A Boy A Girl And A Bike, dir Ralph Smart (1949
Up hill and down dale with a Yorkshire cycling club in pursuit of romance, robbers and road racing
This is a tale of love, class and larceny among members of a West Riding cycling club. A box-office flop, on release, viewed today it is a powerful evocation of the golden age of club cycling, and offers rich panoramas of industrial Yorkshire when the smoking mills still thronged with workers.
Set in the fictional Wakeworth, the location filming was in Halfax, Hebden Bridge, Ilkley and Skipton. The hurly burley of club life is disrupted with the arrival of a new member. Most of the club apparently work in the mills, David Howath (John McCallum) gives up a sports car to join the chums on two wheels. His main interest, however, appears to be Susie Bates (Honor Blackman).
For the most part the plot works. There is a love triangle, a fatherless boy who has become wayward and a mysterious club member who appears to be living under an assumed name. The film even manages some kitchen-sinkesque overtones in the Bates family’s overcrowding and the cycle shop owners’ illegal bookmaking.

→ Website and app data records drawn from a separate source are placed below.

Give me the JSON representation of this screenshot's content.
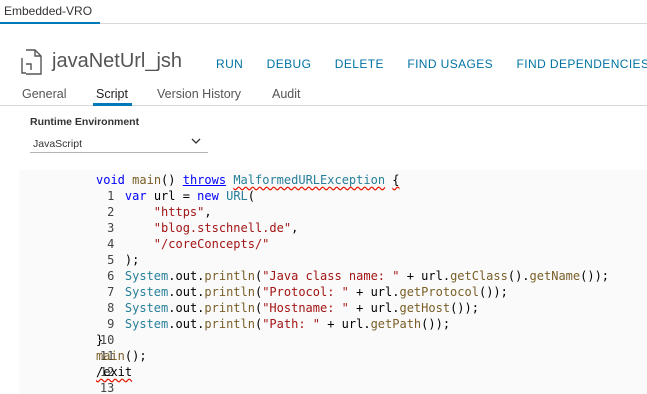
{
  "window": {
    "tab_label": "Embedded-VRO"
  },
  "header": {
    "title": "javaNetUrl_jsh",
    "actions": [
      "RUN",
      "DEBUG",
      "DELETE",
      "FIND USAGES",
      "FIND DEPENDENCIES"
    ]
  },
  "subtabs": [
    "General",
    "Script",
    "Version History",
    "Audit"
  ],
  "active_subtab": "Script",
  "runtime": {
    "label": "Runtime Environment",
    "selected": "JavaScript"
  },
  "editor": {
    "line_numbers": [
      "1",
      "2",
      "3",
      "4",
      "5",
      "6",
      "7",
      "8",
      "9",
      "10",
      "11",
      "12",
      "13"
    ],
    "lines": [
      "void main() throws MalformedURLException {",
      "    var url = new URL(",
      "        \"https\",",
      "        \"blog.stschnell.de\",",
      "        \"/coreConcepts/\"",
      "    );",
      "    System.out.println(\"Java class name: \" + url.getClass().getName());",
      "    System.out.println(\"Protocol: \" + url.getProtocol());",
      "    System.out.println(\"Hostname: \" + url.getHost());",
      "    System.out.println(\"Path: \" + url.getPath());",
      "}",
      "main();",
      "/exit"
    ]
  },
  "colors": {
    "accent": "#0079b8",
    "action_link": "#0072a3"
  },
  "icons": {
    "file": "file-code-icon",
    "dropdown": "chevron-down-icon"
  }
}
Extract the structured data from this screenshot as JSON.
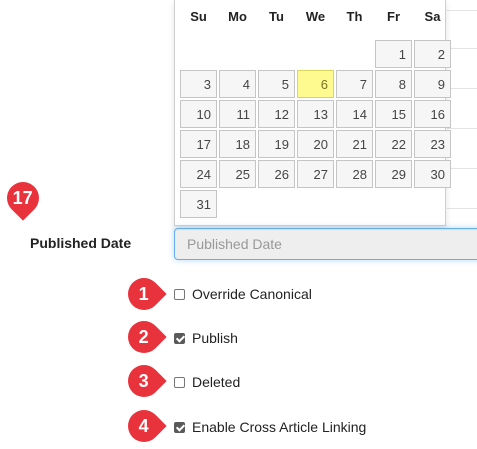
{
  "calendar": {
    "weekdays": [
      "Su",
      "Mo",
      "Tu",
      "We",
      "Th",
      "Fr",
      "Sa"
    ],
    "leading_blanks": 5,
    "days": [
      1,
      2,
      3,
      4,
      5,
      6,
      7,
      8,
      9,
      10,
      11,
      12,
      13,
      14,
      15,
      16,
      17,
      18,
      19,
      20,
      21,
      22,
      23,
      24,
      25,
      26,
      27,
      28,
      29,
      30,
      31
    ],
    "highlighted_day": 6
  },
  "published_date": {
    "label": "Published Date",
    "placeholder": "Published Date",
    "value": ""
  },
  "checkboxes": [
    {
      "marker": "1",
      "label": "Override Canonical",
      "checked": false
    },
    {
      "marker": "2",
      "label": "Publish",
      "checked": true
    },
    {
      "marker": "3",
      "label": "Deleted",
      "checked": false
    },
    {
      "marker": "4",
      "label": "Enable Cross Article Linking",
      "checked": true
    }
  ],
  "annotations": {
    "published_date_marker": "17"
  },
  "colors": {
    "marker": "#e8323c",
    "today_highlight": "#fffa90",
    "focus_border": "#66afe9"
  }
}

As you would expect with a film of the time, by the end of the last reel, the plotlines have been charmingly resolved. The David-Susie-Sam situation concludes abruptly and unsatisfactorily, but by that time, the film has delivered its juice.

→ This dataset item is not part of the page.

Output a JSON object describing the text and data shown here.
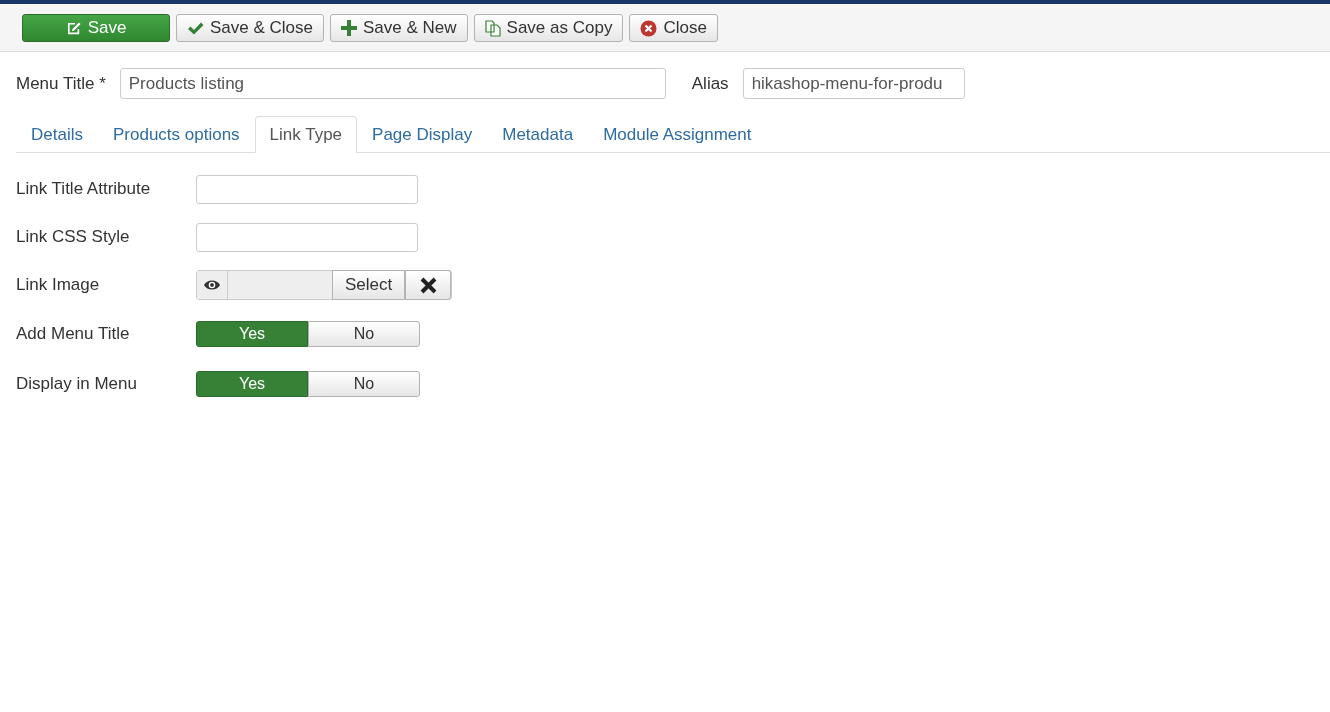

The film makers – Shorditch’s Gainsborough Pictures – really tried with the cycling action. Historically, the racing is pure hokum – mass-start races on open roads of the kind depicted were all but unheard of in the UK at the time. There is an attempt to explain how team tactics operate within a peleton, but for the most part the racers look more like they are on a charity ride.
Nonetheless, the location coverage is a joy to watch, both as a portrait of cycling in the 1940s, and for the backdrop – the heady mix of moors and mills that can only be west Yorkshire.

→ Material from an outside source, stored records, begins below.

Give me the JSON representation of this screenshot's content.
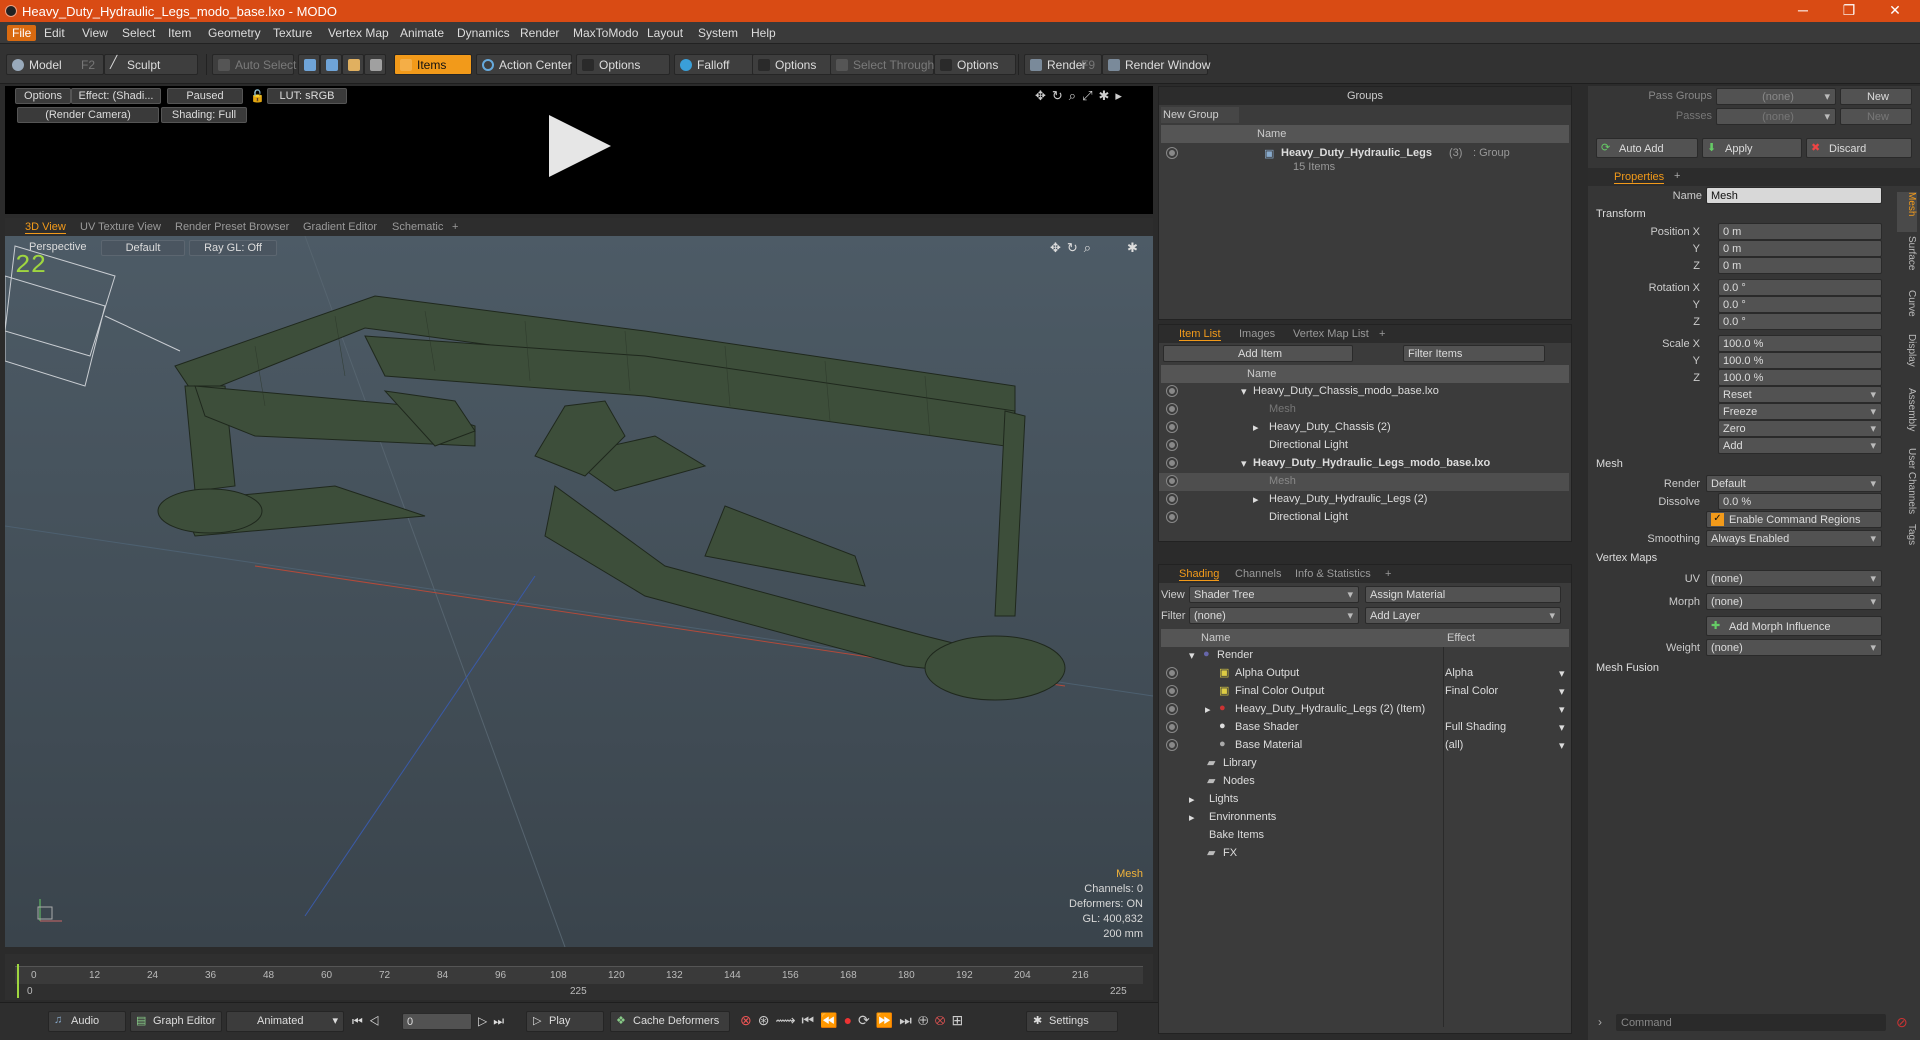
{
  "window": {
    "title": "Heavy_Duty_Hydraulic_Legs_modo_base.lxo - MODO"
  },
  "menu": [
    "File",
    "Edit",
    "View",
    "Select",
    "Item",
    "Geometry",
    "Texture",
    "Vertex Map",
    "Animate",
    "Dynamics",
    "Render",
    "MaxToModo",
    "Layout",
    "System",
    "Help"
  ],
  "toolbar": {
    "model": "Model",
    "model_key": "F2",
    "sculpt": "Sculpt",
    "auto_select": "Auto Select",
    "items": "Items",
    "action_center": "Action Center",
    "options1": "Options",
    "falloff": "Falloff",
    "options2": "Options",
    "select_through": "Select Through",
    "options3": "Options",
    "render": "Render",
    "render_key": "F9",
    "render_window": "Render Window"
  },
  "preview": {
    "options": "Options",
    "effect": "Effect: (Shadi...",
    "paused": "Paused",
    "lut": "LUT: sRGB",
    "camera": "(Render Camera)",
    "shading": "Shading: Full"
  },
  "view_tabs": [
    "3D View",
    "UV Texture View",
    "Render Preset Browser",
    "Gradient Editor",
    "Schematic",
    "+"
  ],
  "viewport": {
    "perspective": "Perspective",
    "default": "Default",
    "raygl": "Ray GL: Off",
    "info_title": "Mesh",
    "channels": "Channels: 0",
    "deformers": "Deformers: ON",
    "gl": "GL: 400,832",
    "scale": "200 mm"
  },
  "timeline": {
    "ticks": [
      "0",
      "12",
      "24",
      "36",
      "48",
      "60",
      "72",
      "84",
      "96",
      "108",
      "120",
      "132",
      "144",
      "156",
      "168",
      "180",
      "192",
      "204",
      "216"
    ],
    "start": "0",
    "mid": "225",
    "end": "225"
  },
  "bottom": {
    "audio": "Audio",
    "graph_editor": "Graph Editor",
    "animated": "Animated",
    "frame": "0",
    "play": "Play",
    "cache": "Cache Deformers",
    "settings": "Settings"
  },
  "groups": {
    "title": "Groups",
    "new_group": "New Group",
    "col_name": "Name",
    "item_name": "Heavy_Duty_Hydraulic_Legs",
    "item_count": "(3)",
    "item_type": ": Group",
    "item_sub": "15 Items"
  },
  "itemlist": {
    "tabs": [
      "Item List",
      "Images",
      "Vertex Map List",
      "+"
    ],
    "add_item": "Add Item",
    "filter": "Filter Items",
    "col_name": "Name",
    "rows": [
      "Heavy_Duty_Chassis_modo_base.lxo",
      "Mesh",
      "Heavy_Duty_Chassis (2)",
      "Directional Light",
      "Heavy_Duty_Hydraulic_Legs_modo_base.lxo",
      "Mesh",
      "Heavy_Duty_Hydraulic_Legs (2)",
      "Directional Light"
    ]
  },
  "shading": {
    "tabs": [
      "Shading",
      "Channels",
      "Info & Statistics",
      "+"
    ],
    "view_label": "View",
    "view_value": "Shader Tree",
    "assign": "Assign Material",
    "filter_label": "Filter",
    "filter_value": "(none)",
    "add_layer": "Add Layer",
    "col_name": "Name",
    "col_effect": "Effect",
    "rows": [
      {
        "name": "Render",
        "effect": ""
      },
      {
        "name": "Alpha Output",
        "effect": "Alpha"
      },
      {
        "name": "Final Color Output",
        "effect": "Final Color"
      },
      {
        "name": "Heavy_Duty_Hydraulic_Legs (2) (Item)",
        "effect": ""
      },
      {
        "name": "Base Shader",
        "effect": "Full Shading"
      },
      {
        "name": "Base Material",
        "effect": "(all)"
      },
      {
        "name": "Library",
        "effect": ""
      },
      {
        "name": "Nodes",
        "effect": ""
      },
      {
        "name": "Lights",
        "effect": ""
      },
      {
        "name": "Environments",
        "effect": ""
      },
      {
        "name": "Bake Items",
        "effect": ""
      },
      {
        "name": "FX",
        "effect": ""
      }
    ]
  },
  "props": {
    "pass_groups": "Pass Groups",
    "passes": "Passes",
    "none": "(none)",
    "new": "New",
    "auto_add": "Auto Add",
    "apply": "Apply",
    "discard": "Discard",
    "tab": "Properties",
    "name_label": "Name",
    "name_value": "Mesh",
    "transform": "Transform",
    "pos_x": "Position X",
    "y": "Y",
    "z": "Z",
    "rot_x": "Rotation X",
    "scale_x": "Scale X",
    "pos_val": "0 m",
    "rot_val": "0.0 °",
    "scale_val": "100.0 %",
    "reset": "Reset",
    "freeze": "Freeze",
    "zero": "Zero",
    "add": "Add",
    "mesh": "Mesh",
    "render_label": "Render",
    "render_value": "Default",
    "dissolve_label": "Dissolve",
    "dissolve_value": "0.0 %",
    "enable_cmd": "Enable Command Regions",
    "smoothing_label": "Smoothing",
    "smoothing_value": "Always Enabled",
    "vertex_maps": "Vertex Maps",
    "uv": "UV",
    "morph": "Morph",
    "add_morph": "Add Morph Influence",
    "weight": "Weight",
    "mesh_fusion": "Mesh Fusion",
    "command": "Command",
    "side_tabs": [
      "Mesh",
      "Surface",
      "Curve",
      "Display",
      "Assembly",
      "User Channels",
      "Tags"
    ]
  }
}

The excitement of racing eludes the camera, but the heady joy of a club run over rugged hills and through tight industrial settlements are captured brilliantly.
At the time the film was made, upwards of quarter of a million people cycled for recreation and sport every weekend in the UK – over 100,000 a week participated in time trials each weekend in the early 1950s. Given the number of films that were being made in England at that time too, it is surprising that cycling clubs are not the locus for more cinematic dramas. Perhaps the intrinsic complications of filming moving bicycles put the studios off – which, if true, makes the success of this film all the more impressive.
It is available on DVD because of the minor role played by Diana Dors – who looks positively dowdy beside Blackman. Anthony Newly, just 16 at the time of filming, plays a recent arrival from the capital. It can also be easily rented from Love Film.
The film is all but forgotten today, but more than deserves its place in the cycling films Parthenon.
Tim Dawson March 2010